- Do your homework. It isn’t hard to figure out what someone could be interested in these days, especially with social media and sites like LinkedIn making it so accessible. It’s possible that the post of museum director might be a good fit for an individual who has an MBA and a minor in art history. The candidate who has just begun working as an anchor for the neighborhood news station? Almost certainly not.
- Be brief and professional. If you go straight in with a full-blown sales presentation, you’re generally not going to get very far in this conversation. Give a quick introduction in which you state who you are and the reason for your call, and then ask the other person if they would be interested in chatting more. After all, you are making calls to individuals in an effort to attract them and give them opportunities for professional growth or shifts. If the other person isn’t interested in the topic at all, then you may stop wasting your time trying to sell them on having a discussion about it and go on to something else.
- Know your product. This is crucial for anyone in sales, whether you’re selling cars or making recruiting calls. In this scenario, your product is both your own business and the position inside another organization that you’re trying to fill. Why would a potential employee want to investigate this employment opportunity via you? What is your percentage of successful placements? How many of the applicants that you’ve placed in jobs are satisfied with their positions? These are major selling points, and you really must be aware of them.
- Use a script. If you have spent any amount of time perusing our site, then you are aware that this is one of the topics that we discuss quite often. That’s because the strategy is successful. During recruitment conversations, there is a significant amount of information that must be kept in mind. This is particularly the case if you are applying for a variety of roles at a number of different businesses. Having a script on hand allows you to concentrate more on developing relationships with others and keeping their interest without having to worry as much about the specifics of what you are saying.
- Don’t be afraid to ask for referrals. There will always be those individuals who are not interested in a position, despite the fact that you have done your research, established a connection, and emphasized all of the great aspects of the job. If this is the case, you should inquire as to whether or not they know someone who would be interested in the opportunity. Referrals may be an effective way to find the ideal candidate for a position, and you might be surprised at how frequently this occurs.
How to Determine Your Success
If you don’t have any concrete figures to look at, determining how effective you are at conducting recruitment calls might be a challenge. To be quite clear, the quantity of calls you make is not the only factor to consider. Although it is possible that this metric is a good one, it is important to keep in mind that it is not the only way success may be measured.

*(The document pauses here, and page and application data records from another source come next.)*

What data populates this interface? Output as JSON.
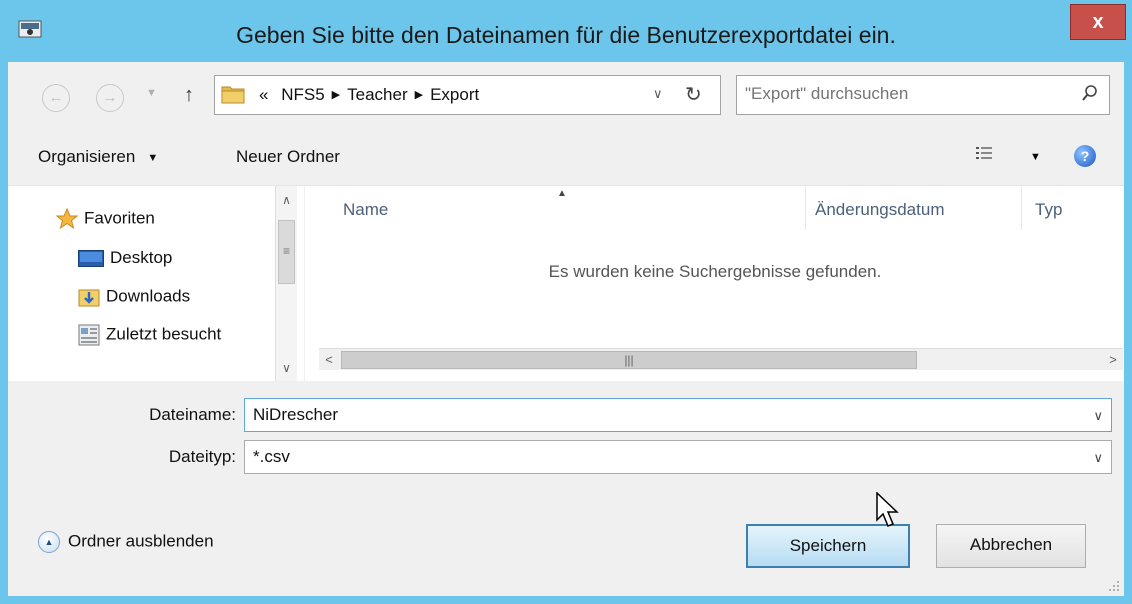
{
  "window": {
    "title": "Geben Sie bitte den Dateinamen für die Benutzerexportdatei ein.",
    "close_label": "x"
  },
  "navigation": {
    "back_icon": "back-arrow-icon",
    "forward_icon": "forward-arrow-icon",
    "up_icon": "up-arrow-icon",
    "breadcrumb_overflow": "«",
    "breadcrumbs": [
      "NFS5",
      "Teacher",
      "Export"
    ],
    "search_placeholder": "\"Export\" durchsuchen"
  },
  "toolbar": {
    "organize_label": "Organisieren",
    "new_folder_label": "Neuer Ordner",
    "help_label": "?"
  },
  "nav_pane": {
    "favorites_label": "Favoriten",
    "items": [
      {
        "label": "Desktop",
        "icon": "desktop-icon"
      },
      {
        "label": "Downloads",
        "icon": "downloads-folder-icon"
      },
      {
        "label": "Zuletzt besucht",
        "icon": "recent-places-icon"
      }
    ]
  },
  "file_list": {
    "columns": [
      "Name",
      "Änderungsdatum",
      "Typ"
    ],
    "empty_message": "Es wurden keine Suchergebnisse gefunden."
  },
  "form": {
    "filename_label": "Dateiname:",
    "filename_value": "NiDrescher",
    "filetype_label": "Dateityp:",
    "filetype_value": "*.csv"
  },
  "footer": {
    "hide_folders_label": "Ordner ausblenden",
    "save_label": "Speichern",
    "cancel_label": "Abbrechen"
  },
  "colors": {
    "title_bar": "#6cc5ea",
    "close_button": "#c7504a",
    "primary_button": "#b6dcf3"
  }
}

Even if you may have the intention of making a large number of calls, you should nevertheless give some thought to the quality of the calls you make. Which is a better use of your time: making one hundred calls in a single day or only ten calls? What would happen if out of those one hundred calls, none of the recipients were interested in speaking with you, but out of the ten calls you made, five individuals spent time on the phone with you learning about your offer and even committing to the next step? The quality of the recruitment calls you make is inversely proportional to the number of calls you make to potential new members of your team.
Do not overlook making follow-up phone calls either. In many cases, this is where the magic takes place. The first phone conversation serves as an introduction. It is during the follow-up conversations that we go into the specifics and carry out the necessary actions to place someone in a new role. Be careful to give some thought to the total number of calls you make using this method.

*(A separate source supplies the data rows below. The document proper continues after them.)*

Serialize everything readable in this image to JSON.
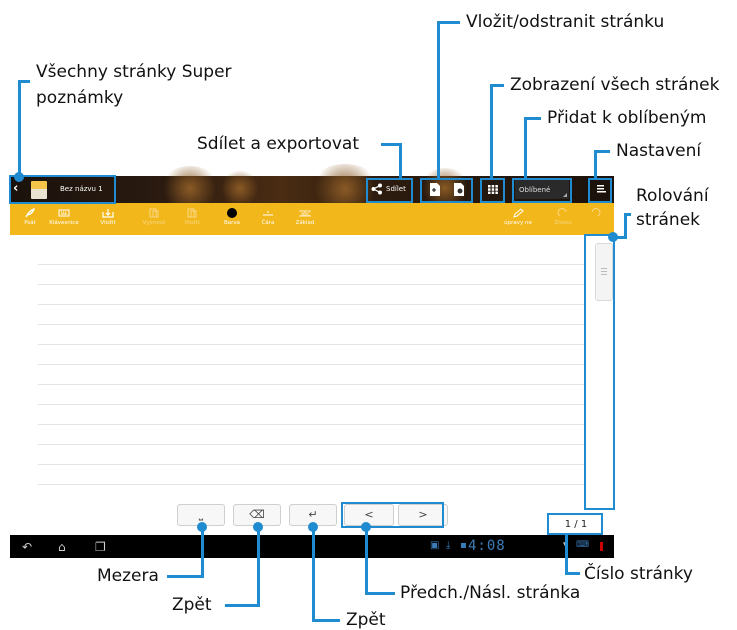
{
  "topbar": {
    "back_icon": "chevron-left-icon",
    "notebook_title": "Bez názvu 1",
    "share_label": "Sdílet",
    "favorites_label": "Oblíbené"
  },
  "toolbar": {
    "write": "Psát",
    "keyboard": "Klávesnice",
    "insert": "Vložit",
    "cut": "Vyjmout",
    "paste": "Vložit",
    "color": "Barva",
    "stroke": "Čára",
    "basic": "Základ",
    "edit": "úpravy ne",
    "redo": "Znovu"
  },
  "keys": {
    "space": "⎵",
    "backspace": "⌫",
    "enter": "↵",
    "prev": "<",
    "next": ">"
  },
  "page_number": "1 / 1",
  "status_clock": "4:08",
  "callouts": {
    "all_pages": "Všechny stránky Super poznámky",
    "all_pages_line1": "Všechny stránky Super",
    "all_pages_line2": "poznámky",
    "insert_remove": "Vložit/odstranit stránku",
    "view_all": "Zobrazení všech stránek",
    "add_favorite": "Přidat k oblíbeným",
    "share_export": "Sdílet a exportovat",
    "settings": "Nastavení",
    "scroll_line1": "Rolování",
    "scroll_line2": "stránek",
    "space": "Mezera",
    "backspace": "Zpět",
    "enter": "Zpět",
    "prev_next": "Předch./Násl. stránka",
    "page_number": "Číslo stránky"
  },
  "colors": {
    "accent": "#1f8bd0",
    "toolbar": "#f2b71a",
    "clock": "#3b7cb8"
  }
}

When you plan out your objectives and keep tabs on your development, it becomes much simpler to recognize how you’re getting closer to achieving them.